→ Dataset items
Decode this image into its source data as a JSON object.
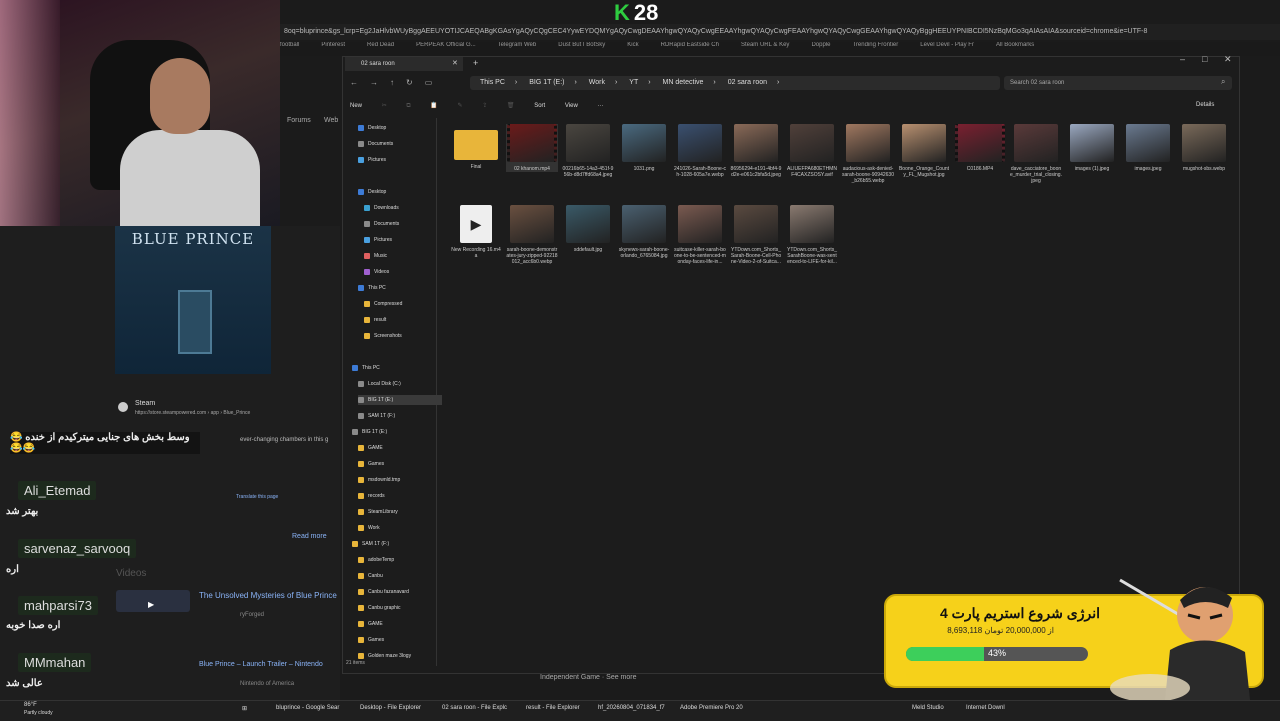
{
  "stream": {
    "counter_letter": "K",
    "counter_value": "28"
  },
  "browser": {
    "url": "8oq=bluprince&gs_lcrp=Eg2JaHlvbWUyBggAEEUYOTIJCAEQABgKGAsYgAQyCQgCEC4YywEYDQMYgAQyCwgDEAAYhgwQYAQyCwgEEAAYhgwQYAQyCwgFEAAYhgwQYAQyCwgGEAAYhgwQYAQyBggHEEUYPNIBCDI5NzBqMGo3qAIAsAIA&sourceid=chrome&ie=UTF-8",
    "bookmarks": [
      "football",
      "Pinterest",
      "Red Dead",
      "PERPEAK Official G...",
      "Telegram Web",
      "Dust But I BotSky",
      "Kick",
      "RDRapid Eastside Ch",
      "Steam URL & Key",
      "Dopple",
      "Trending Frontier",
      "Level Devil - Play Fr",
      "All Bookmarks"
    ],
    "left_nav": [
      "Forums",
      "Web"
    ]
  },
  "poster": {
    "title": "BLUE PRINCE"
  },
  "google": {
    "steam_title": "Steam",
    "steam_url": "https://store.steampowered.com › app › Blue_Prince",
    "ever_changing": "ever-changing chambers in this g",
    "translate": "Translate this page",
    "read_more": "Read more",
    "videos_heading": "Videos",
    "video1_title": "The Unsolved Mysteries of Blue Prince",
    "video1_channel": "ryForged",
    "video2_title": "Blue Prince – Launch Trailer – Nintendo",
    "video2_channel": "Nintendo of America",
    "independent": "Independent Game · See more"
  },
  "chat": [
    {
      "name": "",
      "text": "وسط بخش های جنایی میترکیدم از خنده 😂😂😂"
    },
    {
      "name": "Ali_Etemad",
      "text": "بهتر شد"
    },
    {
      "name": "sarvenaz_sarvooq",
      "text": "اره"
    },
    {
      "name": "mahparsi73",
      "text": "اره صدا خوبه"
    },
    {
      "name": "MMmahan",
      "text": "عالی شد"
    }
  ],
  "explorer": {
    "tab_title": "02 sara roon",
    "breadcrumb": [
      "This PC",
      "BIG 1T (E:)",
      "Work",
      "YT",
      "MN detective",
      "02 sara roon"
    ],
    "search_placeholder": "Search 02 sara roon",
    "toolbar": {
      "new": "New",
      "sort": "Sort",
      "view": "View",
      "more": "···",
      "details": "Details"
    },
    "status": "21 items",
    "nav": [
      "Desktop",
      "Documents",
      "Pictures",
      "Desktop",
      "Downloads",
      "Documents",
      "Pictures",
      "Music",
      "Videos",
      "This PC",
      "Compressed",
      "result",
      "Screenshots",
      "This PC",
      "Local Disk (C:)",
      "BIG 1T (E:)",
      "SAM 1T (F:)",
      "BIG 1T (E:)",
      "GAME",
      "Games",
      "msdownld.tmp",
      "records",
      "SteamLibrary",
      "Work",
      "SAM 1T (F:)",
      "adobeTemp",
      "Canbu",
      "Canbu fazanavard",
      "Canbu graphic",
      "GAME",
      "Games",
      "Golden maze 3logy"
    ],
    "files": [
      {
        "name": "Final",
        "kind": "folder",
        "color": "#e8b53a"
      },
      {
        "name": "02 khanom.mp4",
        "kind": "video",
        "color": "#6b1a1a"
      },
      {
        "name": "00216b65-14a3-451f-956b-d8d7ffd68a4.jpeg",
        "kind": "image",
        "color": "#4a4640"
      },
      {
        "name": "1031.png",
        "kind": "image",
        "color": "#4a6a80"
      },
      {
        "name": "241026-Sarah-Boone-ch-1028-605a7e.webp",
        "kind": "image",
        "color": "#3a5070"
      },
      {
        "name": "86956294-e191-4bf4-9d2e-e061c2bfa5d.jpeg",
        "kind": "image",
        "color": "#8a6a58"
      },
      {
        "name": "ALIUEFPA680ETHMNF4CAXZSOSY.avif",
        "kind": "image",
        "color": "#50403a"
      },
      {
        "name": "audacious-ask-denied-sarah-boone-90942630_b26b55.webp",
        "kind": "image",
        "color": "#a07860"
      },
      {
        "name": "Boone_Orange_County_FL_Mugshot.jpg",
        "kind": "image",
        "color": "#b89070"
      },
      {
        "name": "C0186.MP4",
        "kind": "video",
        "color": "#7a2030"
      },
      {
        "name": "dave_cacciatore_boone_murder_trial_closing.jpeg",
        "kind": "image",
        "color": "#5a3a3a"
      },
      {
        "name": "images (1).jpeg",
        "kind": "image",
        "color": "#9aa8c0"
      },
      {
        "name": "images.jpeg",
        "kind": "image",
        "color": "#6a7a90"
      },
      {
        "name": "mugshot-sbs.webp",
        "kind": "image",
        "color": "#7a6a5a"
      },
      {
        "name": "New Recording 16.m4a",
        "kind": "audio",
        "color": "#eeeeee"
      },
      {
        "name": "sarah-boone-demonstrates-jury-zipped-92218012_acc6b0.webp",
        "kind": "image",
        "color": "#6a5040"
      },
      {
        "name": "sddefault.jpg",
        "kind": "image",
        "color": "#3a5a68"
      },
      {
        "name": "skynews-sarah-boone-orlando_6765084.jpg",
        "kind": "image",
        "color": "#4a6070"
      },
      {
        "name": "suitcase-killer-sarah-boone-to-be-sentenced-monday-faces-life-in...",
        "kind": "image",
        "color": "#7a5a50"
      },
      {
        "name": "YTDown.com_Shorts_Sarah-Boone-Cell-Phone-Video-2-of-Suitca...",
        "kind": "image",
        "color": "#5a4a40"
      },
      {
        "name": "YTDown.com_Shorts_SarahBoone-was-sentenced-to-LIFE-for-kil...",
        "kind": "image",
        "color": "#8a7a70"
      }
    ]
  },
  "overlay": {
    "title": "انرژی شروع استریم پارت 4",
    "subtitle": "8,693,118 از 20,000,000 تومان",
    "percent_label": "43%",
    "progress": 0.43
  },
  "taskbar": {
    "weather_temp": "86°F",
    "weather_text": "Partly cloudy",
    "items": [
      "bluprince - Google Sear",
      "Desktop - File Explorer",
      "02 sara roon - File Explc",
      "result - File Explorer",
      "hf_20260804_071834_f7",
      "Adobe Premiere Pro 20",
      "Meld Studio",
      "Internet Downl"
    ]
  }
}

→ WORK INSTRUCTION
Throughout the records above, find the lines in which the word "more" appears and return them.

→ RESULT OF THE TASK
    "read_more": "Read more",
    "independent": "Independent Game · See more"
      "more": "···",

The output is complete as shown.